How to complete this task:
The answer must be every line from the entries below that includes "title".

Data:
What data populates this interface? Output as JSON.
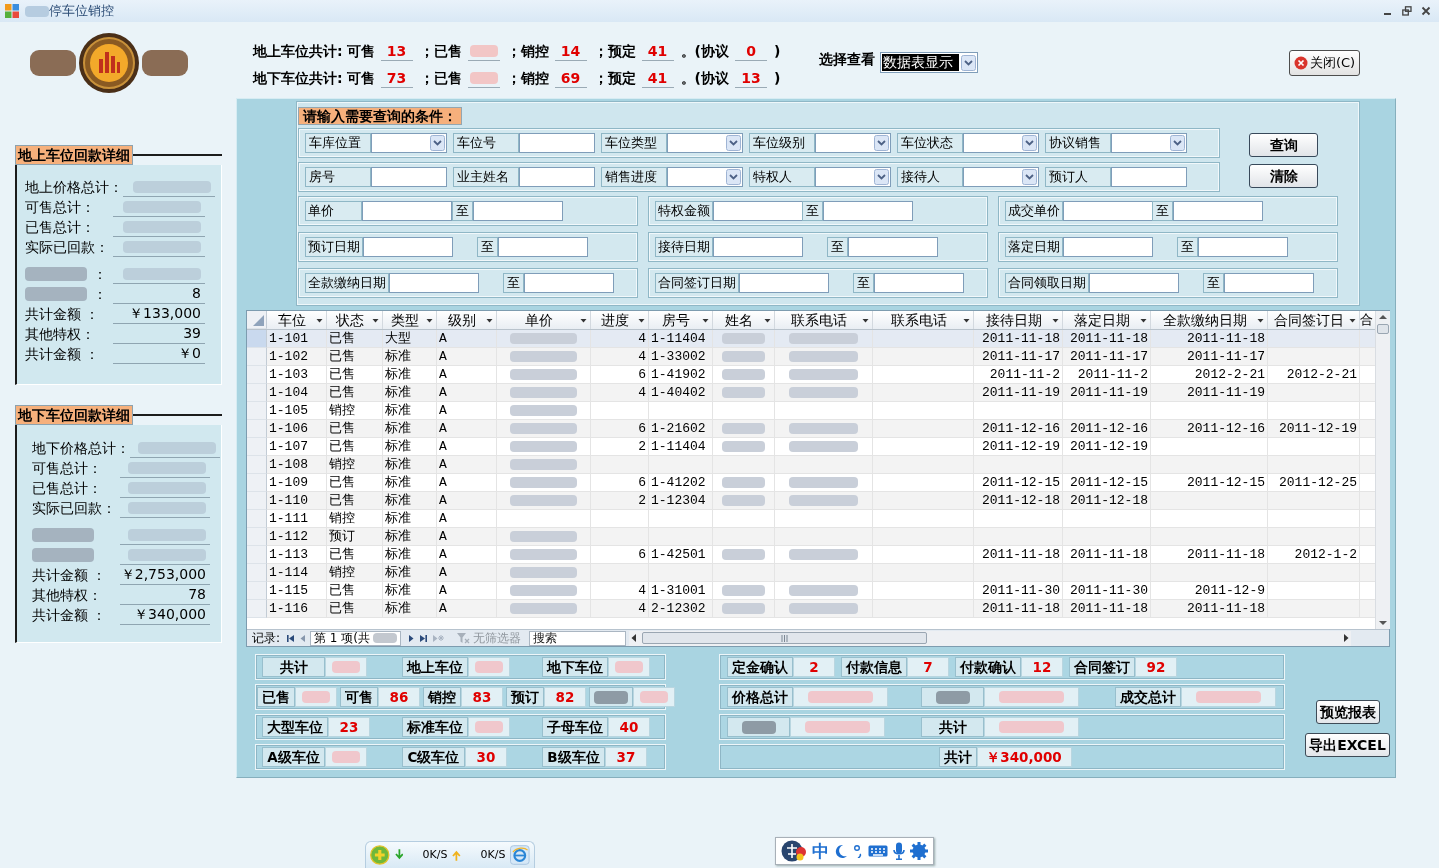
{
  "window": {
    "title": [
      {
        "redacted": true
      },
      "停车位销控"
    ]
  },
  "logo": [
    {
      "redacted": true
    },
    {
      "kind": "emblem"
    },
    {
      "redacted": true
    }
  ],
  "totals": [
    {
      "label": "地上车位共计:",
      "items": [
        {
          "label": "可售",
          "value": "13"
        },
        {
          "label": "；已售",
          "value": {
            "redacted": true
          }
        },
        {
          "label": "；销控",
          "value": "14"
        },
        {
          "label": "；预定",
          "value": "41"
        },
        {
          "label": "。(协议",
          "value": "0"
        }
      ],
      "end": ")"
    },
    {
      "label": "地下车位共计:",
      "items": [
        {
          "label": "可售",
          "value": "73"
        },
        {
          "label": "；已售",
          "value": {
            "redacted": true
          }
        },
        {
          "label": "；销控",
          "value": "69"
        },
        {
          "label": "；预定",
          "value": "41"
        },
        {
          "label": "。(协议",
          "value": "13"
        }
      ],
      "end": ")"
    }
  ],
  "view_select": {
    "label": "选择查看",
    "value": "数据表显示"
  },
  "close_button": "关闭(C)",
  "detail_panels": [
    {
      "title": "地上车位回款详细",
      "rows": [
        {
          "label": "地上价格总计：",
          "value": {
            "redacted": true
          }
        },
        {
          "label": "可售总计：",
          "value": {
            "redacted": true
          }
        },
        {
          "label": "已售总计：",
          "value": {
            "redacted": true
          }
        },
        {
          "label": "实际已回款：",
          "value": {
            "redacted": true
          }
        },
        {
          "label": {
            "redacted": true
          },
          "colon": "：",
          "value": {
            "redacted": true
          }
        },
        {
          "label": {
            "redacted": true
          },
          "colon": "：",
          "value": "8"
        },
        {
          "label": "共计金额 ：",
          "value": "￥133,000"
        },
        {
          "label": "其他特权：",
          "value": "39"
        },
        {
          "label": "共计金额 ：",
          "value": "￥0"
        }
      ]
    },
    {
      "title": "地下车位回款详细",
      "rows": [
        {
          "label": "地下价格总计：",
          "value": {
            "redacted": true
          }
        },
        {
          "label": "可售总计：",
          "value": {
            "redacted": true
          }
        },
        {
          "label": "已售总计：",
          "value": {
            "redacted": true
          }
        },
        {
          "label": "实际已回款：",
          "value": {
            "redacted": true
          }
        },
        {
          "label": {
            "redacted": true
          },
          "value": {
            "redacted": true
          }
        },
        {
          "label": {
            "redacted": true
          },
          "value": {
            "redacted": true
          }
        },
        {
          "label": "共计金额 ：",
          "value": "￥2,753,000"
        },
        {
          "label": "其他特权：",
          "value": "78"
        },
        {
          "label": "共计金额 ：",
          "value": "￥340,000"
        }
      ]
    }
  ],
  "filters": {
    "title": "请输入需要查询的条件：",
    "rows": [
      [
        {
          "label": "车库位置",
          "kind": "combo"
        },
        {
          "label": "车位号",
          "kind": "text"
        },
        {
          "label": "车位类型",
          "kind": "combo"
        },
        {
          "label": "车位级别",
          "kind": "combo"
        },
        {
          "label": "车位状态",
          "kind": "combo"
        },
        {
          "label": "协议销售",
          "kind": "combo"
        }
      ],
      [
        {
          "label": "房号",
          "kind": "text"
        },
        {
          "label": "业主姓名",
          "kind": "text"
        },
        {
          "label": "销售进度",
          "kind": "combo"
        },
        {
          "label": "特权人",
          "kind": "combo"
        },
        {
          "label": "接待人",
          "kind": "combo"
        },
        {
          "label": "预订人",
          "kind": "text"
        }
      ]
    ],
    "ranges": [
      [
        {
          "label": "单价",
          "to": "至"
        },
        {
          "label": "特权金额",
          "to": "至"
        },
        {
          "label": "成交单价",
          "to": "至"
        }
      ],
      [
        {
          "label": "预订日期",
          "to": "至"
        },
        {
          "label": "接待日期",
          "to": "至"
        },
        {
          "label": "落定日期",
          "to": "至"
        }
      ],
      [
        {
          "label": "全款缴纳日期",
          "to": "至"
        },
        {
          "label": "合同签订日期",
          "to": "至"
        },
        {
          "label": "合同领取日期",
          "to": "至"
        }
      ]
    ],
    "buttons": [
      "查询",
      "清除"
    ]
  },
  "table": {
    "columns": [
      {
        "label": "车位",
        "kind": "menu"
      },
      {
        "label": "状态",
        "kind": "menu"
      },
      {
        "label": "类型",
        "kind": "menu"
      },
      {
        "label": "级别",
        "kind": "menu"
      },
      {
        "label": "单价",
        "kind": "menu"
      },
      {
        "label": "进度",
        "kind": "menu"
      },
      {
        "label": "房号",
        "kind": "menu"
      },
      {
        "label": "姓名",
        "kind": "menu"
      },
      {
        "label": "联系电话",
        "kind": "menu"
      },
      {
        "label": "联系电话",
        "kind": "menu"
      },
      {
        "label": "接待日期",
        "kind": "menu"
      },
      {
        "label": "落定日期",
        "kind": "menu"
      },
      {
        "label": "全款缴纳日期",
        "kind": "menu"
      },
      {
        "label": "合同签订日",
        "kind": "menu"
      },
      {
        "label": "合",
        "kind": "clipped"
      }
    ],
    "rows": [
      {
        "selected": true,
        "cells": [
          "1-101",
          "已售",
          "大型",
          "A",
          {
            "redacted": true
          },
          "4",
          "1-11404",
          {
            "redacted": true
          },
          {
            "redacted": true
          },
          null,
          "2011-11-18",
          "2011-11-18",
          "2011-11-18",
          null,
          null
        ]
      },
      {
        "selected": false,
        "cells": [
          "1-102",
          "已售",
          "标准",
          "A",
          {
            "redacted": true
          },
          "4",
          "1-33002",
          {
            "redacted": true
          },
          {
            "redacted": true
          },
          null,
          "2011-11-17",
          "2011-11-17",
          "2011-11-17",
          null,
          null
        ]
      },
      {
        "selected": false,
        "cells": [
          "1-103",
          "已售",
          "标准",
          "A",
          {
            "redacted": true
          },
          "6",
          "1-41902",
          {
            "redacted": true
          },
          {
            "redacted": true
          },
          null,
          "2011-11-2",
          "2011-11-2",
          "2012-2-21",
          "2012-2-21",
          null
        ]
      },
      {
        "selected": false,
        "cells": [
          "1-104",
          "已售",
          "标准",
          "A",
          {
            "redacted": true
          },
          "4",
          "1-40402",
          {
            "redacted": true
          },
          {
            "redacted": true
          },
          null,
          "2011-11-19",
          "2011-11-19",
          "2011-11-19",
          null,
          null
        ]
      },
      {
        "selected": false,
        "cells": [
          "1-105",
          "销控",
          "标准",
          "A",
          {
            "redacted": true
          },
          null,
          null,
          null,
          null,
          null,
          null,
          null,
          null,
          null,
          null
        ]
      },
      {
        "selected": false,
        "cells": [
          "1-106",
          "已售",
          "标准",
          "A",
          {
            "redacted": true
          },
          "6",
          "1-21602",
          {
            "redacted": true
          },
          {
            "redacted": true
          },
          null,
          "2011-12-16",
          "2011-12-16",
          "2011-12-16",
          "2011-12-19",
          null
        ]
      },
      {
        "selected": false,
        "cells": [
          "1-107",
          "已售",
          "标准",
          "A",
          {
            "redacted": true
          },
          "2",
          "1-11404",
          {
            "redacted": true
          },
          {
            "redacted": true
          },
          null,
          "2011-12-19",
          "2011-12-19",
          null,
          null,
          null
        ]
      },
      {
        "selected": false,
        "cells": [
          "1-108",
          "销控",
          "标准",
          "A",
          {
            "redacted": true
          },
          null,
          null,
          null,
          null,
          null,
          null,
          null,
          null,
          null,
          null
        ]
      },
      {
        "selected": false,
        "cells": [
          "1-109",
          "已售",
          "标准",
          "A",
          {
            "redacted": true
          },
          "6",
          "1-41202",
          {
            "redacted": true
          },
          {
            "redacted": true
          },
          null,
          "2011-12-15",
          "2011-12-15",
          "2011-12-15",
          "2011-12-25",
          null
        ]
      },
      {
        "selected": false,
        "cells": [
          "1-110",
          "已售",
          "标准",
          "A",
          {
            "redacted": true
          },
          "2",
          "1-12304",
          {
            "redacted": true
          },
          {
            "redacted": true
          },
          null,
          "2011-12-18",
          "2011-12-18",
          null,
          null,
          null
        ]
      },
      {
        "selected": false,
        "cells": [
          "1-111",
          "销控",
          "标准",
          "A",
          null,
          null,
          null,
          null,
          null,
          null,
          null,
          null,
          null,
          null,
          null
        ]
      },
      {
        "selected": false,
        "cells": [
          "1-112",
          "预订",
          "标准",
          "A",
          {
            "redacted": true
          },
          null,
          null,
          null,
          null,
          null,
          null,
          null,
          null,
          null,
          null
        ]
      },
      {
        "selected": false,
        "cells": [
          "1-113",
          "已售",
          "标准",
          "A",
          {
            "redacted": true
          },
          "6",
          "1-42501",
          {
            "redacted": true
          },
          {
            "redacted": true
          },
          null,
          "2011-11-18",
          "2011-11-18",
          "2011-11-18",
          "2012-1-2",
          null
        ]
      },
      {
        "selected": false,
        "cells": [
          "1-114",
          "销控",
          "标准",
          "A",
          {
            "redacted": true
          },
          null,
          null,
          null,
          null,
          null,
          null,
          null,
          null,
          null,
          null
        ]
      },
      {
        "selected": false,
        "cells": [
          "1-115",
          "已售",
          "标准",
          "A",
          {
            "redacted": true
          },
          "4",
          "1-31001",
          {
            "redacted": true
          },
          {
            "redacted": true
          },
          null,
          "2011-11-30",
          "2011-11-30",
          "2011-12-9",
          null,
          null
        ]
      },
      {
        "selected": false,
        "cells": [
          "1-116",
          "已售",
          "标准",
          "A",
          {
            "redacted": true
          },
          "4",
          "2-12302",
          {
            "redacted": true
          },
          {
            "redacted": true
          },
          null,
          "2011-11-18",
          "2011-11-18",
          "2011-11-18",
          null,
          null
        ]
      }
    ]
  },
  "navigator": {
    "label": "记录:",
    "position": "第 1 项(共",
    "total": {
      "redacted": true
    },
    "filter": "无筛选器",
    "search_placeholder": "搜索"
  },
  "counts": {
    "left": [
      {
        "kind": "slots",
        "items": [
          {
            "label": "共计",
            "value": {
              "redacted": true
            }
          },
          {
            "label": "地上车位",
            "value": {
              "redacted": true
            }
          },
          {
            "label": "地下车位",
            "value": {
              "redacted": true
            }
          }
        ]
      },
      {
        "kind": "strip",
        "items": [
          {
            "label": "已售",
            "value": {
              "redacted": true
            }
          },
          {
            "label": "可售",
            "value": "86"
          },
          {
            "label": "销控",
            "value": "83"
          },
          {
            "label": "预订",
            "value": "82"
          },
          {
            "label": {
              "redacted": true
            },
            "value": {
              "redacted": true
            }
          }
        ]
      },
      {
        "kind": "slots",
        "items": [
          {
            "label": "大型车位",
            "value": "23"
          },
          {
            "label": "标准车位",
            "value": {
              "redacted": true
            }
          },
          {
            "label": "子母车位",
            "value": "40"
          }
        ]
      },
      {
        "kind": "slots",
        "items": [
          {
            "label": "A级车位",
            "value": {
              "redacted": true
            }
          },
          {
            "label": "C级车位",
            "value": "30"
          },
          {
            "label": "B级车位",
            "value": "37"
          }
        ]
      }
    ],
    "right": [
      {
        "kind": "strip",
        "items": [
          {
            "label": "定金确认",
            "value": "2"
          },
          {
            "label": "付款信息",
            "value": "7"
          },
          {
            "label": "付款确认",
            "value": "12"
          },
          {
            "label": "合同签订",
            "value": "92"
          }
        ]
      },
      {
        "kind": "slots",
        "items": [
          {
            "label": "价格总计",
            "value": {
              "redacted": true
            }
          },
          {
            "label": {
              "redacted": true
            },
            "value": {
              "redacted": true
            }
          },
          {
            "label": "成交总计",
            "value": {
              "redacted": true
            }
          }
        ]
      },
      {
        "kind": "slots",
        "items": [
          {
            "label": {
              "redacted": true
            },
            "value": {
              "redacted": true
            }
          },
          {
            "label": "共计",
            "value": {
              "redacted": true
            }
          }
        ]
      },
      {
        "kind": "center",
        "items": [
          {
            "label": "共计",
            "value": "￥340,000"
          }
        ]
      }
    ]
  },
  "report_buttons": [
    "预览报表",
    "导出EXCEL"
  ],
  "net_monitor": {
    "download": "0K/S",
    "upload": "0K/S"
  },
  "ime_bar": {
    "mode": "中"
  }
}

Answer area:
    "title": [
      "title": "地上车位回款详细",
      "title": "地下车位回款详细",
    "title": "请输入需要查询的条件：",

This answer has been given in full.